Kotokuin Temple is home of the Daibutsu statue, the huge Great Buddha – the best known of Kamakura’s attractions. The temple dates from 741, and the bronze statue of Buddha has survived over 700 years of wars, tsunamis and earthquakes. It is now designated as a National Treasure of Japan.
The Great Buddha of Kamakura weighs 121 tons and is 11.3 meters in height. The statue is hollow and can be entered by the public. While today the Great Buddha is in the open, it was originally housed in a huge wooden hall, Daibutsu-den Hall.
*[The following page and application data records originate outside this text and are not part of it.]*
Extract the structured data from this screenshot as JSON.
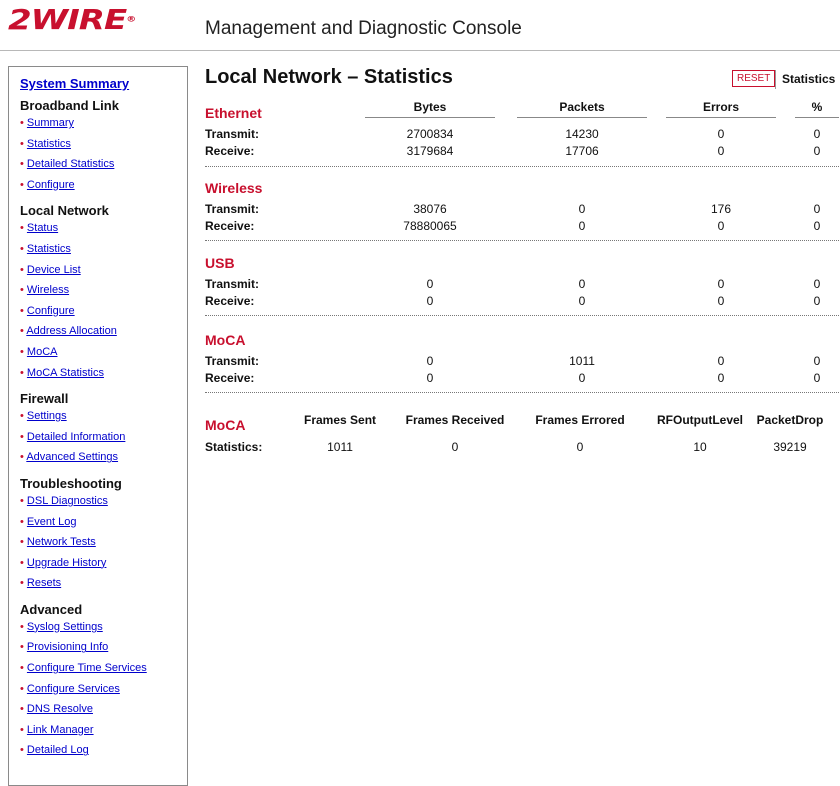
{
  "header": {
    "logo_text": "2WIRE",
    "logo_mark": "®",
    "title": "Management and Diagnostic Console"
  },
  "sidebar": {
    "system_summary": "System Summary",
    "sections": [
      {
        "title": "Broadband Link",
        "items": [
          "Summary",
          "Statistics",
          "Detailed Statistics",
          "Configure"
        ]
      },
      {
        "title": "Local Network",
        "items": [
          "Status",
          "Statistics",
          "Device List",
          "Wireless",
          "Configure",
          "Address Allocation",
          "MoCA",
          "MoCA Statistics"
        ]
      },
      {
        "title": "Firewall",
        "items": [
          "Settings",
          "Detailed Information",
          "Advanced Settings"
        ]
      },
      {
        "title": "Troubleshooting",
        "items": [
          "DSL Diagnostics",
          "Event Log",
          "Network Tests",
          "Upgrade History",
          "Resets"
        ]
      },
      {
        "title": "Advanced",
        "items": [
          "Syslog Settings",
          "Provisioning Info",
          "Configure Time Services",
          "Configure Services",
          "DNS Resolve",
          "Link Manager",
          "Detailed Log"
        ]
      }
    ],
    "bullet": "•"
  },
  "main": {
    "title": "Local Network – Statistics",
    "reset_label": "RESET",
    "tab_label": "Statistics",
    "columns": [
      "Bytes",
      "Packets",
      "Errors",
      "%"
    ],
    "row_labels": {
      "transmit": "Transmit:",
      "receive": "Receive:"
    },
    "sections": [
      {
        "name": "Ethernet",
        "transmit": [
          "2700834",
          "14230",
          "0",
          "0"
        ],
        "receive": [
          "3179684",
          "17706",
          "0",
          "0"
        ]
      },
      {
        "name": "Wireless",
        "transmit": [
          "38076",
          "0",
          "176",
          "0"
        ],
        "receive": [
          "78880065",
          "0",
          "0",
          "0"
        ]
      },
      {
        "name": "USB",
        "transmit": [
          "0",
          "0",
          "0",
          "0"
        ],
        "receive": [
          "0",
          "0",
          "0",
          "0"
        ]
      },
      {
        "name": "MoCA",
        "transmit": [
          "0",
          "1011",
          "0",
          "0"
        ],
        "receive": [
          "0",
          "0",
          "0",
          "0"
        ]
      }
    ],
    "moca_stats": {
      "name": "MoCA",
      "row_label": "Statistics:",
      "headers": [
        "Frames Sent",
        "Frames Received",
        "Frames Errored",
        "RFOutputLevel",
        "PacketDrop"
      ],
      "values": [
        "1011",
        "0",
        "0",
        "10",
        "39219"
      ]
    }
  }
}
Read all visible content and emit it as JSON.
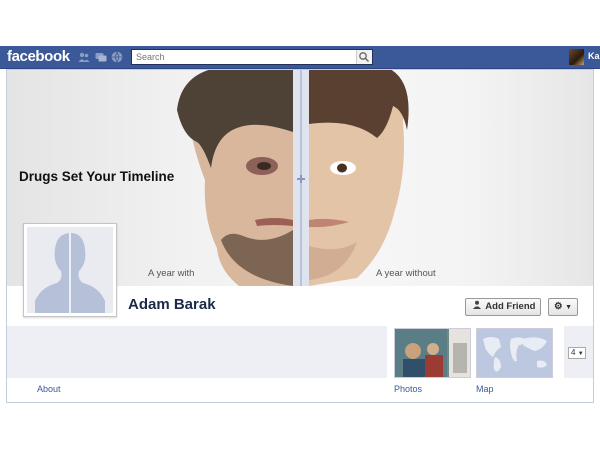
{
  "header": {
    "logo": "facebook",
    "search_placeholder": "Search",
    "user_name": "Ka",
    "icons": [
      "friend-requests-icon",
      "messages-icon",
      "notifications-icon",
      "search-icon"
    ]
  },
  "cover": {
    "title": "Drugs Set Your Timeline",
    "caption_left": "A year with",
    "caption_right": "A year without"
  },
  "profile": {
    "name": "Adam Barak",
    "add_friend_label": "Add Friend",
    "gear_icon": "gear-icon"
  },
  "sections": {
    "about": "About",
    "photos": "Photos",
    "map": "Map",
    "more_count": "4"
  },
  "colors": {
    "brand": "#3b5998",
    "name": "#1c2a47",
    "panel": "#edeff4"
  }
}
The hall was damaged by two typhoons (1334 and 1369) and then completely destroyed by an earthquake in 1498. Since that time the Great Buddha of Kamakura has been exposed to the elements, which have tarnished the surface and caused structural damage. Behind the Great Buddha sit four bronze lotus petals. These were cast in the mid-Edo period (1603–1867) with the intention of creating a lotus pedestal for the Great Buddha. Though the original plan was to cast 32 petals, only four were actually completed. The donator’s name is inscribed on the front of each petal.
The main temple gate, Nio-mon Gate an early 18th century reconstruction of the gate that was taken from another site. It holds a plaque inscribed with Kotoku-in’s official name “Daii-san.” The gate was moved together with a pair of Nio (Vajrapani) images, enshrined inside the gate, from another location and rebuilt at the beginning of the 18th century.